Hilarious Pics of Adults Posed Like Anne Geddes Babies – Carolyn Castiglia at Strollerderby
Just loving everything about this!
“… something as specific as Geddes work is ripe for parody, and the artistes over at Vice (and elsewhere) have subverted the genre by posing adults in the same silly fashion, to hilarious effect…”
Why I am a Male Feminist – Byron Hurt at The Root
Everyone learns how to be a feminist somehow, someway. And each way creates a strength within us. I am glad for anyone to call themselves as such.
“…I learned that feminists offered an important critique about a male-dominated society that routinely, and globally, treated women like second-class citizens. They spoke the truth, and even though I was a man, their truth spoke to me. Through feminism, I developed a language that helped me better articulate things that I had experienced growing up as a male.
Feminist writings about patriarchy, racism, capitalism and structural sexism resonated with me because I had witnessed firsthand the kind of male dominance they challenged. I saw it as a child in my home and perpetuated it as an adult. Their analysis of male culture and male behavior helped me put my father’s patriarchy into a much larger social context, and also helped me understand myself better.
I decided that I loved feminists and embraced feminism. Not only does feminism give woman a voice, but it also clears the way for men to free themselves from the stranglehold of traditional masculinity. When we hurt the women in our lives, we hurt ourselves, and we hurt our community, too…”
Do millenials care about abortion? – Irin Carmon at Salon

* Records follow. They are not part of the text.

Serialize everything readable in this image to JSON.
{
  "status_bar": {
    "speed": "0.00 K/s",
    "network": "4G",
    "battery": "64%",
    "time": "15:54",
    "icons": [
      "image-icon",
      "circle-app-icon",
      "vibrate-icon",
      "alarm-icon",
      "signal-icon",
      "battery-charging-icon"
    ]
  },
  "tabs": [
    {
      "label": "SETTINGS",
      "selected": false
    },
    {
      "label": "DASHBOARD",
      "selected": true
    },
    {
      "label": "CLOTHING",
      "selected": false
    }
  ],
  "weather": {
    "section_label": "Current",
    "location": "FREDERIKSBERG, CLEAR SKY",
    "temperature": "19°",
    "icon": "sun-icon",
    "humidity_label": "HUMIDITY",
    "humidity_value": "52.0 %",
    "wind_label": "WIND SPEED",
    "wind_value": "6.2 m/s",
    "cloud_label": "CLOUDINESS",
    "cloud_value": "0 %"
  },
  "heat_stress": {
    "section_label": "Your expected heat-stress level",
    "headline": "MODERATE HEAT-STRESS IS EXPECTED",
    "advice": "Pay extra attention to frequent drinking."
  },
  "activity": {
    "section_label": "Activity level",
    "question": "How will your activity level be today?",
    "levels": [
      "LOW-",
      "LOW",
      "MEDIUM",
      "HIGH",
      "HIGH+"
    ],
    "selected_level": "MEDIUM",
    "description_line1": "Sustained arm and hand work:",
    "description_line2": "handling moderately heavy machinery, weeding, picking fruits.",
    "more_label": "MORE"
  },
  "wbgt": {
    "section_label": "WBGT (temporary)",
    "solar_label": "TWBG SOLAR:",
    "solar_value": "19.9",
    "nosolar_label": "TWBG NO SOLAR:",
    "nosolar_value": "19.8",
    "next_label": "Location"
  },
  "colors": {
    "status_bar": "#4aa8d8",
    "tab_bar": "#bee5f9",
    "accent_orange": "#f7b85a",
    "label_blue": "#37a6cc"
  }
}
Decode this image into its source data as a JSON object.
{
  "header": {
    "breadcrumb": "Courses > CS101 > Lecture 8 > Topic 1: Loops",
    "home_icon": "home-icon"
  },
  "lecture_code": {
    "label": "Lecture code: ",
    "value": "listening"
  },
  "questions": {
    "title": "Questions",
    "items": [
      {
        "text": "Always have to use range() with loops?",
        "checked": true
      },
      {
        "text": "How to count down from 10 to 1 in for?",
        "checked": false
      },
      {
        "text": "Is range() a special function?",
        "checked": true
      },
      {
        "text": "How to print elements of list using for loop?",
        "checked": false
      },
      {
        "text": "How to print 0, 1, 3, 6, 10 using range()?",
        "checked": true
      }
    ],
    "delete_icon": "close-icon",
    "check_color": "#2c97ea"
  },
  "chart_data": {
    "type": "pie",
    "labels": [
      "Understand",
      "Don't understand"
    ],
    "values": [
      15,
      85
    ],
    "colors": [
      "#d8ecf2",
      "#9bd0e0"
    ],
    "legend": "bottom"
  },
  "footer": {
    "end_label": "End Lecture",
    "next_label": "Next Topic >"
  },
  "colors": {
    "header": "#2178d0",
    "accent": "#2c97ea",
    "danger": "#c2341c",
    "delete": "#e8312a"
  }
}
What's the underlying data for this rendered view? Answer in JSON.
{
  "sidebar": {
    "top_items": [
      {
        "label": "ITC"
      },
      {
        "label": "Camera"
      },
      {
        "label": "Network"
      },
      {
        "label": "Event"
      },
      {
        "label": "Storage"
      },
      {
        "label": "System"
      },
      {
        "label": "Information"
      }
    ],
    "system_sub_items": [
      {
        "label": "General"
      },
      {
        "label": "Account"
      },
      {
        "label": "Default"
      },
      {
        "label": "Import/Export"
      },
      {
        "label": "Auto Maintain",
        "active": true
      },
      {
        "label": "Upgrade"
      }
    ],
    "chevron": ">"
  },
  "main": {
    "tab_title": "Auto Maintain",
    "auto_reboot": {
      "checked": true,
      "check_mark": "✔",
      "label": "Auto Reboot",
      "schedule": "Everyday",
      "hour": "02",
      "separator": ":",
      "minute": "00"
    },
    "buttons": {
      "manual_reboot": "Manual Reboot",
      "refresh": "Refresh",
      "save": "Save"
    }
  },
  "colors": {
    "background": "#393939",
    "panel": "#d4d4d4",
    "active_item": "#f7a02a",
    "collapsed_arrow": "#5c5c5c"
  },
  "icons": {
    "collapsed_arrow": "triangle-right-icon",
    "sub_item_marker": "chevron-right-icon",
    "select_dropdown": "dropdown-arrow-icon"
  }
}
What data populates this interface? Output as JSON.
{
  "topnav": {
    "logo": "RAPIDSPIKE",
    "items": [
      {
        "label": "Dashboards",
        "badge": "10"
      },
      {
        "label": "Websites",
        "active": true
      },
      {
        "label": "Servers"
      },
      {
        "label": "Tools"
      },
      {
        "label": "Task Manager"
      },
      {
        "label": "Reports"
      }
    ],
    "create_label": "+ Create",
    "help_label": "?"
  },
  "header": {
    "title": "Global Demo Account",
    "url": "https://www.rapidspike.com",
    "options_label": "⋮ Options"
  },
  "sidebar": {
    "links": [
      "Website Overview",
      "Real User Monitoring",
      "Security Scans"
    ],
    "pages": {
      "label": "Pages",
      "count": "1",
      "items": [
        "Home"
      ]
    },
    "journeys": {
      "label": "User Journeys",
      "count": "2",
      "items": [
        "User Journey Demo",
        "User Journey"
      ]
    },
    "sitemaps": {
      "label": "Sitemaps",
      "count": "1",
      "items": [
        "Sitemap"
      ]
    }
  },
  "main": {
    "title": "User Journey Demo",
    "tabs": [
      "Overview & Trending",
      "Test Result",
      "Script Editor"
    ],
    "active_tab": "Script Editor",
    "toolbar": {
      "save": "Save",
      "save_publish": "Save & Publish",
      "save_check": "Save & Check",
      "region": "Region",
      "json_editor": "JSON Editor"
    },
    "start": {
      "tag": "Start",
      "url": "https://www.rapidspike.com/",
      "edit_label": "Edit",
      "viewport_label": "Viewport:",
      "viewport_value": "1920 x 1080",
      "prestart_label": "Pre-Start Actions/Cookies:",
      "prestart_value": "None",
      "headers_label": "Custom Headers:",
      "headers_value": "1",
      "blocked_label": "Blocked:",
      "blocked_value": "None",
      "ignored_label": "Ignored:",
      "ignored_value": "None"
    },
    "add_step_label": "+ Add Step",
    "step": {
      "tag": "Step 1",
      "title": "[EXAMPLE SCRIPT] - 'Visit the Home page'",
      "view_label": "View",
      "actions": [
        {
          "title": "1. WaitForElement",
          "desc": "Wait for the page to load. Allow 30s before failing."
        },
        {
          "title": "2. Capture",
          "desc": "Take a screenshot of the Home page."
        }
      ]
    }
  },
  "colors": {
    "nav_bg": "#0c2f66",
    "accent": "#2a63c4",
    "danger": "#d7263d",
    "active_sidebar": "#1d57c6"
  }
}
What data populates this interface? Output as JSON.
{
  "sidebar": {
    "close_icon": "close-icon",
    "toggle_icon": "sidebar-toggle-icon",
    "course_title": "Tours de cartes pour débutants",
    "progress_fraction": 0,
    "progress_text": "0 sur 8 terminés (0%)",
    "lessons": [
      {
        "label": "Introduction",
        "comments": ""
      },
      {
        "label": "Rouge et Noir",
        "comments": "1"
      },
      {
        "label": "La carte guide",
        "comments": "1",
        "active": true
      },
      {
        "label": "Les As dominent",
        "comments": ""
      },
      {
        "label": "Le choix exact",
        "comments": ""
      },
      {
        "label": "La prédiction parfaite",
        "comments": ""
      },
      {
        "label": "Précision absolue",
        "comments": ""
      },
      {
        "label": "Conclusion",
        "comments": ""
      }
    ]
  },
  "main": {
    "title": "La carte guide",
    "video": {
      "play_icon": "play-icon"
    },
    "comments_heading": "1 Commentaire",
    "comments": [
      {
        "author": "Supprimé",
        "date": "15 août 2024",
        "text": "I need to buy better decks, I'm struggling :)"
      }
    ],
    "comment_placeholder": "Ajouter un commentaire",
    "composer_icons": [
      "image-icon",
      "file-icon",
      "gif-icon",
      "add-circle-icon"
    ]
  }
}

An interesting argument about what people claim as the important issues of our time, and whether full-spectrum choice factors among those issues for today’s women. So, so important to have women involved in women’s issues, as only we know the complexities of our own lives, and thus perhaps have a window into knowing that we will never know the depths of another’s.
“…In 2008 you gave a speech that said, “We need to acknowledge what we all know to be true today: A woman’s right to choose is a morally complex issue, and a lot less black and white than it’s been made out to be.” Would you make the same speech today? And what do you think making it changed?
Absolutely I would give it today. This is where none of us can walk in another woman’s shoes. None of us knows the situation that she is in. None of us know what her feelings are. It is a complexity for every woman. It is not something that is done cavalierly. It is not. She thinks about it. As I’ve said to many elected officials, women hear their gods. They don’t need to be listening to the gods of politicians…”
It Happened to Me: My Natural Birth Ended Up With Me in the Hospital with a Postpartum Hemorrhage – Jenny Rose Ryan at xojane
A beautiful story of strength. An important story about the rapidity of emergencies when it comes to childbirth, and skilled attendants.
“…My story is ultimately one of trusting our laboring bodies. My labor was long and, duh, laborious. And I believe this was my body’s message to me to get to a hospital.
I had an informed, experienced team of midwives who watched how things progressed and, together, we responded accordingly. I’m incredibly grateful for their care. I am incredibly grateful that we listened to what my body was telling us and that I transferred before I ended up needing emergency care. It all worked out well.
My husband and I went in with open minds and hearts to the ways things can change during labor and delivery and we all came through. That’s really all we wanted.
The moral of the story is this: The only time I want a person in my uterus is if they’re saving my life. We all make choices for our medical care that work best for us in our situations. We all deserve an anthem for putting up with those who think it’s their business.”